Directed by Rob Minkoff, starring Eddie Murphy, Terence Stamp, Nathaniel Parker, Marsha Thomason, Jennifer Tilly, Dina Waters, Marc John Jefferies and Aree Davis.

One of Disney's theme park rides has so delighted the punters, they've turned it into a fantastic movie, with a great leading man, plenty of ghosts and loads of witty dialogue. It's called 'Pirates of the Caribbean'. 'The Haunted Mansion' is another big Disney attraction that has screamed 'prime big screen real estate' for years, but this film has a bad script, no charm and will have more people expecting an apology than a sequel.

Murphy plays Jim Evers, an estate agent who, bizarrely enough, always wants more. Ever on the lookout for that big payday, he gets a chance when business partner wife Sara (Thomson) is asked to look at a huge mansion out on the bayou. The Evers' are meant to be going away for the weekend, but Jim smells money and decides they should stop off on the way. When they get to the mansion, however, it turns out they won't be going anywhere else for quiet a while. The road gets washed away and they have to stay the night, plus there's a strange butler (Stamp) to deal with and his master (Parker) is more interested in Sara than selling the house.

And you'll feel even more trapped than Jim & Co because 'The Haunted Mansion' is a chore where the best mystery turns out to be how Rob Minkoff, a man whose credits include 'The Lion King' and 'Stuart Little', could come up with something so dreary. It begins with the warning "Welcome Foolish Mortals!" - so you can't say you weren't warned either - and what follows is a film that, special effects aside, would barely cut it as a TV movie.

Terence Stamp really does look haunted the whole way through - although whether that's just acting or the realisation of what he signed up for is a moot point. As for Murphy, never forget that this man was once one of the coolest people on screens because agreeing to scripts like this says he's forgotten.

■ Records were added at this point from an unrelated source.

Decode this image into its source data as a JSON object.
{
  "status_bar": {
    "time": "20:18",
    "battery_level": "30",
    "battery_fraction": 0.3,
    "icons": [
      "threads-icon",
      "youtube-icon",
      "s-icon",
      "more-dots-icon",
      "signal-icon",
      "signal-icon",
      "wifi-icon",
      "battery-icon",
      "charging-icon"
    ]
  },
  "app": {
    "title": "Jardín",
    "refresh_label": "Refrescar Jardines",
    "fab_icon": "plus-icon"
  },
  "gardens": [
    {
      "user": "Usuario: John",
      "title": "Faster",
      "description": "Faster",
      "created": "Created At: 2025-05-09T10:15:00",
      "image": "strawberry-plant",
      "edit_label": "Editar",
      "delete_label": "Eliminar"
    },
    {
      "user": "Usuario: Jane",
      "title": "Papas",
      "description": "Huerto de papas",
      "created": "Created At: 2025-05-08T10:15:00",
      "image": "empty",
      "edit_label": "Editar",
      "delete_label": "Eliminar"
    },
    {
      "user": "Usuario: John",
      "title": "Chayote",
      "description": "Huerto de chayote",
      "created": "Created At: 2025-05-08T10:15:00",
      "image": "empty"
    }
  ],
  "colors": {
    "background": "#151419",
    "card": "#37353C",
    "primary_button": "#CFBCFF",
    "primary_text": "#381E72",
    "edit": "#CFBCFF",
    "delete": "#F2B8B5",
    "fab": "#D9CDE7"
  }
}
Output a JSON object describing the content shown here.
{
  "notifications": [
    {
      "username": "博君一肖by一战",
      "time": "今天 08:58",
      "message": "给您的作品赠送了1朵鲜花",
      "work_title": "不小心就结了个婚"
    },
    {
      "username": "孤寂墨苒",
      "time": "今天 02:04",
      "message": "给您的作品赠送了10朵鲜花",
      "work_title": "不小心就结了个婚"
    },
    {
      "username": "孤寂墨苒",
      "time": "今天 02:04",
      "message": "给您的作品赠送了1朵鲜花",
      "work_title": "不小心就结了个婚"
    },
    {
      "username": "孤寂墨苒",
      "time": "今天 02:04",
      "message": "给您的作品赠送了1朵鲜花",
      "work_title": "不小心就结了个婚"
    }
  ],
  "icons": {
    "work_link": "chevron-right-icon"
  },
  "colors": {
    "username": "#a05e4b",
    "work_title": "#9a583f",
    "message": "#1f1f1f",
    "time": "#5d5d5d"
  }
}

Dublin house auctions are funnier and scarier than this.

Harry Guerin